→ **About this exercise**
Every line in the listing below that holds the word "addresses" should be returned.

→ **Data to use**
[Start of section]
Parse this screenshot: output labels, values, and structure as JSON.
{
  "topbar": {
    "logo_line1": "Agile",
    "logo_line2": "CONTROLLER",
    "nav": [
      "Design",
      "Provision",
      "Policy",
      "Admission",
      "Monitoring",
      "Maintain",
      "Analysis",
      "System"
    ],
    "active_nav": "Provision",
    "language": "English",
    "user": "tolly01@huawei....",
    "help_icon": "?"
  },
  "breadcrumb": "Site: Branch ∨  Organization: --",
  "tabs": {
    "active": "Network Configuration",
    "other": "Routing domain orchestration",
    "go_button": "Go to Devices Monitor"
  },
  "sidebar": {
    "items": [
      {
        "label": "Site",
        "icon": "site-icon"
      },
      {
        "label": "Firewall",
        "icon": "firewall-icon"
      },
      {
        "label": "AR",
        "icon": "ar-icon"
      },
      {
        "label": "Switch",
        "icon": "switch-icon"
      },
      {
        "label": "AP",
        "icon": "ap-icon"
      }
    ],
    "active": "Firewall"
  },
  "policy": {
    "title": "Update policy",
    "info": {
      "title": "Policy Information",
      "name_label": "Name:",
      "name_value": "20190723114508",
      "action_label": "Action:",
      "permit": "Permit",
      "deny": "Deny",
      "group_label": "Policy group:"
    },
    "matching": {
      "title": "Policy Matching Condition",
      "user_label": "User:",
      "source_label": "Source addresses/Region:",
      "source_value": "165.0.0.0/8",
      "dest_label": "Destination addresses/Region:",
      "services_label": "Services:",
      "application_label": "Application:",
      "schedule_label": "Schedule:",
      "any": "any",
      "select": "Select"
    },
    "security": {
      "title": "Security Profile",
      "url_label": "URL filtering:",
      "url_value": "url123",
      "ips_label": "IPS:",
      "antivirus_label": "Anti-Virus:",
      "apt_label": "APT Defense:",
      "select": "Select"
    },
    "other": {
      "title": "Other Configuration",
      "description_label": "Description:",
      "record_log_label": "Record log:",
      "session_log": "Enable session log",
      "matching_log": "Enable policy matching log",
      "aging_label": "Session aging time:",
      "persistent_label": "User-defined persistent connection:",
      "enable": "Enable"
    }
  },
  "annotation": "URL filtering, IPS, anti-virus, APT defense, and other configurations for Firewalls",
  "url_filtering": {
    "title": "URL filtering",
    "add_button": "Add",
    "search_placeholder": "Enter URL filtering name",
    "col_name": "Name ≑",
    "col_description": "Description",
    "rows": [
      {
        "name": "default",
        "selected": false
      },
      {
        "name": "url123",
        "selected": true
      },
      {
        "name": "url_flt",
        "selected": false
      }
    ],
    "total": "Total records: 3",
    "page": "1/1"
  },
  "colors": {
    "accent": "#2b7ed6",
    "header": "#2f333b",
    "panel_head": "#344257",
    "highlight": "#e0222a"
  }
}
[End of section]
→ **Written answer**
      "source_label": "Source addresses/Region:",
      "dest_label": "Destination addresses/Region:",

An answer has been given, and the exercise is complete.